## Work request
A word-for-word restatement of the listing is the only acceptable answer.

## Study material
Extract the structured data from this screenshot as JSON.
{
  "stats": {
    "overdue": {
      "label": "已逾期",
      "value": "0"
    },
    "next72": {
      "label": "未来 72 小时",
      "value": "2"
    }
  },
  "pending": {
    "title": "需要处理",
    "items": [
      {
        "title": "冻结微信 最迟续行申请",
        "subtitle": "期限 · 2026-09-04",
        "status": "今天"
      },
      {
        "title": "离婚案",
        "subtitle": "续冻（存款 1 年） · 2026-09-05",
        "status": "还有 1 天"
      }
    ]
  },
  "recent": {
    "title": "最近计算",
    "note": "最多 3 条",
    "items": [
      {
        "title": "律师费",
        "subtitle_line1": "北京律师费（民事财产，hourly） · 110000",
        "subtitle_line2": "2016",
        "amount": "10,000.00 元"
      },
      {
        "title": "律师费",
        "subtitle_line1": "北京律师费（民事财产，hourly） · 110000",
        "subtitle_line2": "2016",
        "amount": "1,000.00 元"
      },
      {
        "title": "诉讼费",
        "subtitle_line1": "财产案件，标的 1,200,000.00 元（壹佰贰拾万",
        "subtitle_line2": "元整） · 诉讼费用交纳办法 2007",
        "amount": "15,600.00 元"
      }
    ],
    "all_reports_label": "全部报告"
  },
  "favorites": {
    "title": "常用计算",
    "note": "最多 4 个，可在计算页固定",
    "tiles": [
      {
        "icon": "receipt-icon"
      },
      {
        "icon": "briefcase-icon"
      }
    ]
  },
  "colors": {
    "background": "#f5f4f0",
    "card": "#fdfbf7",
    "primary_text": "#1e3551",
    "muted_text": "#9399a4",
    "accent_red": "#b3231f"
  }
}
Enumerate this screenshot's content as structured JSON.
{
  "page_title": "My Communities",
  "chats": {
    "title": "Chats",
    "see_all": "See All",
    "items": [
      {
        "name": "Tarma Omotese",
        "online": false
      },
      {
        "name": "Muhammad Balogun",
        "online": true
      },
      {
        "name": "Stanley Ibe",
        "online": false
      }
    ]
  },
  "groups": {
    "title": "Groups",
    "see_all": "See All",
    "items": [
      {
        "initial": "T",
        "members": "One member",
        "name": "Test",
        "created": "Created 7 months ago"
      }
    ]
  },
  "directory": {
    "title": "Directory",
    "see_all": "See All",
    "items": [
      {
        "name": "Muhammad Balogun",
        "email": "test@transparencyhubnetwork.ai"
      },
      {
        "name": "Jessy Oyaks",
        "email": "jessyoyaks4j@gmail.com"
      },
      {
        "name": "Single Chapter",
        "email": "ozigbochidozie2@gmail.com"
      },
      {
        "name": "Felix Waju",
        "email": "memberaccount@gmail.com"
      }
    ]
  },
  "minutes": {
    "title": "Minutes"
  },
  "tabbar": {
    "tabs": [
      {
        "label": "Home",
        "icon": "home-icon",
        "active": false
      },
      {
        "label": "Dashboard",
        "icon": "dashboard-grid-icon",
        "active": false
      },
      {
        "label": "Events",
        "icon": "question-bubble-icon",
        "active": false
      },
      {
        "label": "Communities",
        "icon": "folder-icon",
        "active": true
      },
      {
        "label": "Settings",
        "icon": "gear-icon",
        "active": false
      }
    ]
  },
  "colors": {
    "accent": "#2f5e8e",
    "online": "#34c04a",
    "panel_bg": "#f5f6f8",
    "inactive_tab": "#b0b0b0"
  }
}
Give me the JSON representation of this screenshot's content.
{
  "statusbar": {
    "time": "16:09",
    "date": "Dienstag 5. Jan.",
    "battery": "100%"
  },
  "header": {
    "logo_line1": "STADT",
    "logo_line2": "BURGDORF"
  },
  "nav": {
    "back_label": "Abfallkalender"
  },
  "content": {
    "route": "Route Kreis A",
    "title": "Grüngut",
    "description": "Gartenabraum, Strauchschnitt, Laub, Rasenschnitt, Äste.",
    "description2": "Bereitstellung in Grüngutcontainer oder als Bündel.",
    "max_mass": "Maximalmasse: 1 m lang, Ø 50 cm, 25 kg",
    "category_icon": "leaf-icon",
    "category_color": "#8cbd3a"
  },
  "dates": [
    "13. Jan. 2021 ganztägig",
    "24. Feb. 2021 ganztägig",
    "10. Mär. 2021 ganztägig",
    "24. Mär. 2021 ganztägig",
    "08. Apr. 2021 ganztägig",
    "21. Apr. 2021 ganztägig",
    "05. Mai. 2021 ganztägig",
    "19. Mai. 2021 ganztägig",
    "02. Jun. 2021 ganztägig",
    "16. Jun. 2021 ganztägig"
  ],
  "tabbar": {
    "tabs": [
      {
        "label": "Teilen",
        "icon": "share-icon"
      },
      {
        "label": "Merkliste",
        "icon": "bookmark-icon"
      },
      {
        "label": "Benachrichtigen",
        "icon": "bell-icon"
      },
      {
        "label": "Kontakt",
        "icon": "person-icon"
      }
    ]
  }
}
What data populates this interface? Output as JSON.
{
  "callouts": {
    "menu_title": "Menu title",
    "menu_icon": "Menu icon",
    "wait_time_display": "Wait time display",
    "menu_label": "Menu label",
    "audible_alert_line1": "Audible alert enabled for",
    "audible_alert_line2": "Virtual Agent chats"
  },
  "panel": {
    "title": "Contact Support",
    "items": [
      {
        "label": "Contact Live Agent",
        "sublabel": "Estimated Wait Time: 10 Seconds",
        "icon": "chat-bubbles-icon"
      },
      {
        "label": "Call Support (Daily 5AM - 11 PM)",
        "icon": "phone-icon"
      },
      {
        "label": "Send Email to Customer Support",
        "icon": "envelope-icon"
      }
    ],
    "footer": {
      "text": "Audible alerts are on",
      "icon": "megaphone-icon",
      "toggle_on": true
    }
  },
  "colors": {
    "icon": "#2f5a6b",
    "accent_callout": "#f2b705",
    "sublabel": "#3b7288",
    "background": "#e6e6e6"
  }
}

## The completed task
Extract the structured data from this screenshot as JSON.
{
  "stats": {
    "overdue": {
      "label": "已逾期",
      "value": "0"
    },
    "next72": {
      "label": "未来 72 小时",
      "value": "2"
    }
  },
  "pending": {
    "title": "需要处理",
    "items": [
      {
        "title": "冻结微信 最迟续行申请",
        "subtitle": "期限 · 2026-09-04",
        "status": "今天"
      },
      {
        "title": "离婚案",
        "subtitle": "续冻（存款 1 年） · 2026-09-05",
        "status": "还有 1 天"
      }
    ]
  },
  "recent": {
    "title": "最近计算",
    "note": "最多 3 条",
    "items": [
      {
        "title": "律师费",
        "subtitle_line1": "北京律师费（民事财产，hourly） · 110000",
        "subtitle_line2": "2016",
        "amount": "10,000.00 元"
      },
      {
        "title": "律师费",
        "subtitle_line1": "北京律师费（民事财产，hourly） · 110000",
        "subtitle_line2": "2016",
        "amount": "1,000.00 元"
      },
      {
        "title": "诉讼费",
        "subtitle_line1": "财产案件，标的 1,200,000.00 元（壹佰贰拾万",
        "subtitle_line2": "元整） · 诉讼费用交纳办法 2007",
        "amount": "15,600.00 元"
      }
    ],
    "all_reports_label": "全部报告"
  },
  "favorites": {
    "title": "常用计算",
    "note": "最多 4 个，可在计算页固定",
    "tiles": [
      {
        "icon": "receipt-icon"
      },
      {
        "icon": "briefcase-icon"
      }
    ]
  },
  "colors": {
    "background": "#f5f4f0",
    "card": "#fdfbf7",
    "primary_text": "#1e3551",
    "muted_text": "#9399a4",
    "accent_red": "#b3231f"
  }
}
Enumerate this screenshot's content as structured JSON.
{
  "page_title": "My Communities",
  "chats": {
    "title": "Chats",
    "see_all": "See All",
    "items": [
      {
        "name": "Tarma Omotese",
        "online": false
      },
      {
        "name": "Muhammad Balogun",
        "online": true
      },
      {
        "name": "Stanley Ibe",
        "online": false
      }
    ]
  },
  "groups": {
    "title": "Groups",
    "see_all": "See All",
    "items": [
      {
        "initial": "T",
        "members": "One member",
        "name": "Test",
        "created": "Created 7 months ago"
      }
    ]
  },
  "directory": {
    "title": "Directory",
    "see_all": "See All",
    "items": [
      {
        "name": "Muhammad Balogun",
        "email": "test@transparencyhubnetwork.ai"
      },
      {
        "name": "Jessy Oyaks",
        "email": "jessyoyaks4j@gmail.com"
      },
      {
        "name": "Single Chapter",
        "email": "ozigbochidozie2@gmail.com"
      },
      {
        "name": "Felix Waju",
        "email": "memberaccount@gmail.com"
      }
    ]
  },
  "minutes": {
    "title": "Minutes"
  },
  "tabbar": {
    "tabs": [
      {
        "label": "Home",
        "icon": "home-icon",
        "active": false
      },
      {
        "label": "Dashboard",
        "icon": "dashboard-grid-icon",
        "active": false
      },
      {
        "label": "Events",
        "icon": "question-bubble-icon",
        "active": false
      },
      {
        "label": "Communities",
        "icon": "folder-icon",
        "active": true
      },
      {
        "label": "Settings",
        "icon": "gear-icon",
        "active": false
      }
    ]
  },
  "colors": {
    "accent": "#2f5e8e",
    "online": "#34c04a",
    "panel_bg": "#f5f6f8",
    "inactive_tab": "#b0b0b0"
  }
}
Give me the JSON representation of this screenshot's content.
{
  "statusbar": {
    "time": "16:09",
    "date": "Dienstag 5. Jan.",
    "battery": "100%"
  },
  "header": {
    "logo_line1": "STADT",
    "logo_line2": "BURGDORF"
  },
  "nav": {
    "back_label": "Abfallkalender"
  },
  "content": {
    "route": "Route Kreis A",
    "title": "Grüngut",
    "description": "Gartenabraum, Strauchschnitt, Laub, Rasenschnitt, Äste.",
    "description2": "Bereitstellung in Grüngutcontainer oder als Bündel.",
    "max_mass": "Maximalmasse: 1 m lang, Ø 50 cm, 25 kg",
    "category_icon": "leaf-icon",
    "category_color": "#8cbd3a"
  },
  "dates": [
    "13. Jan. 2021 ganztägig",
    "24. Feb. 2021 ganztägig",
    "10. Mär. 2021 ganztägig",
    "24. Mär. 2021 ganztägig",
    "08. Apr. 2021 ganztägig",
    "21. Apr. 2021 ganztägig",
    "05. Mai. 2021 ganztägig",
    "19. Mai. 2021 ganztägig",
    "02. Jun. 2021 ganztägig",
    "16. Jun. 2021 ganztägig"
  ],
  "tabbar": {
    "tabs": [
      {
        "label": "Teilen",
        "icon": "share-icon"
      },
      {
        "label": "Merkliste",
        "icon": "bookmark-icon"
      },
      {
        "label": "Benachrichtigen",
        "icon": "bell-icon"
      },
      {
        "label": "Kontakt",
        "icon": "person-icon"
      }
    ]
  }
}
What data populates this interface? Output as JSON.
{
  "callouts": {
    "menu_title": "Menu title",
    "menu_icon": "Menu icon",
    "wait_time_display": "Wait time display",
    "menu_label": "Menu label",
    "audible_alert_line1": "Audible alert enabled for",
    "audible_alert_line2": "Virtual Agent chats"
  },
  "panel": {
    "title": "Contact Support",
    "items": [
      {
        "label": "Contact Live Agent",
        "sublabel": "Estimated Wait Time: 10 Seconds",
        "icon": "chat-bubbles-icon"
      },
      {
        "label": "Call Support (Daily 5AM - 11 PM)",
        "icon": "phone-icon"
      },
      {
        "label": "Send Email to Customer Support",
        "icon": "envelope-icon"
      }
    ],
    "footer": {
      "text": "Audible alerts are on",
      "icon": "megaphone-icon",
      "toggle_on": true
    }
  },
  "colors": {
    "icon": "#2f5a6b",
    "accent_callout": "#f2b705",
    "sublabel": "#3b7288",
    "background": "#e6e6e6"
  }
}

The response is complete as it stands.